··· DATA EXTRACT ···
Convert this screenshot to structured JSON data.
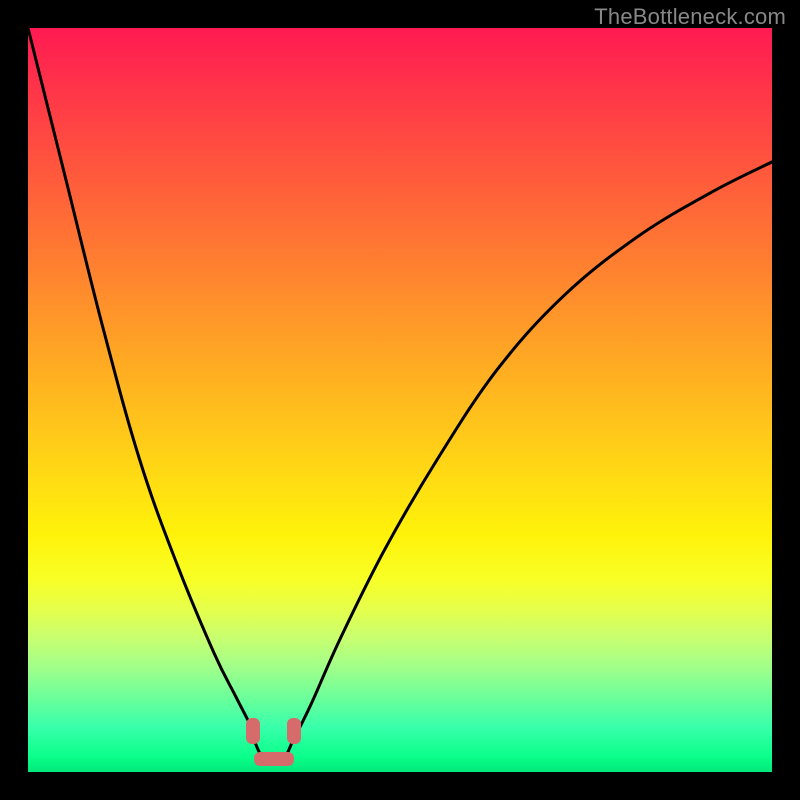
{
  "watermark": "TheBottleneck.com",
  "chart_data": {
    "type": "line",
    "title": "",
    "xlabel": "",
    "ylabel": "",
    "xlim": [
      0,
      1
    ],
    "ylim": [
      0,
      1
    ],
    "grid": false,
    "legend": false,
    "series": [
      {
        "name": "left-branch",
        "x": [
          0.0,
          0.05,
          0.1,
          0.15,
          0.2,
          0.25,
          0.28,
          0.3,
          0.305
        ],
        "y": [
          1.0,
          0.8,
          0.6,
          0.42,
          0.28,
          0.16,
          0.1,
          0.06,
          0.04
        ]
      },
      {
        "name": "right-branch",
        "x": [
          0.355,
          0.38,
          0.42,
          0.48,
          0.55,
          0.63,
          0.72,
          0.82,
          0.92,
          1.0
        ],
        "y": [
          0.04,
          0.09,
          0.18,
          0.3,
          0.42,
          0.54,
          0.64,
          0.72,
          0.78,
          0.82
        ]
      },
      {
        "name": "valley-floor",
        "x": [
          0.305,
          0.315,
          0.33,
          0.345,
          0.355
        ],
        "y": [
          0.04,
          0.02,
          0.015,
          0.02,
          0.04
        ]
      }
    ],
    "markers": [
      {
        "name": "left-cap",
        "x": 0.303,
        "y": 0.055
      },
      {
        "name": "bottom-cap",
        "x": 0.33,
        "y": 0.018
      },
      {
        "name": "right-cap",
        "x": 0.357,
        "y": 0.055
      }
    ],
    "colors": {
      "curve": "#000000",
      "marker": "#d66b6b",
      "gradient_top": "#ff1a52",
      "gradient_mid": "#ffda14",
      "gradient_bottom": "#00e87a",
      "frame": "#000000"
    }
  }
}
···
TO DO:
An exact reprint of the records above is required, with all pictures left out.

ANSWER AREA:
Convert this screenshot to structured JSON data.
{
  "watermark": "TheBottleneck.com",
  "chart_data": {
    "type": "line",
    "title": "",
    "xlabel": "",
    "ylabel": "",
    "xlim": [
      0,
      1
    ],
    "ylim": [
      0,
      1
    ],
    "grid": false,
    "legend": false,
    "series": [
      {
        "name": "left-branch",
        "x": [
          0.0,
          0.05,
          0.1,
          0.15,
          0.2,
          0.25,
          0.28,
          0.3,
          0.305
        ],
        "y": [
          1.0,
          0.8,
          0.6,
          0.42,
          0.28,
          0.16,
          0.1,
          0.06,
          0.04
        ]
      },
      {
        "name": "right-branch",
        "x": [
          0.355,
          0.38,
          0.42,
          0.48,
          0.55,
          0.63,
          0.72,
          0.82,
          0.92,
          1.0
        ],
        "y": [
          0.04,
          0.09,
          0.18,
          0.3,
          0.42,
          0.54,
          0.64,
          0.72,
          0.78,
          0.82
        ]
      },
      {
        "name": "valley-floor",
        "x": [
          0.305,
          0.315,
          0.33,
          0.345,
          0.355
        ],
        "y": [
          0.04,
          0.02,
          0.015,
          0.02,
          0.04
        ]
      }
    ],
    "markers": [
      {
        "name": "left-cap",
        "x": 0.303,
        "y": 0.055
      },
      {
        "name": "bottom-cap",
        "x": 0.33,
        "y": 0.018
      },
      {
        "name": "right-cap",
        "x": 0.357,
        "y": 0.055
      }
    ],
    "colors": {
      "curve": "#000000",
      "marker": "#d66b6b",
      "gradient_top": "#ff1a52",
      "gradient_mid": "#ffda14",
      "gradient_bottom": "#00e87a",
      "frame": "#000000"
    }
  }
}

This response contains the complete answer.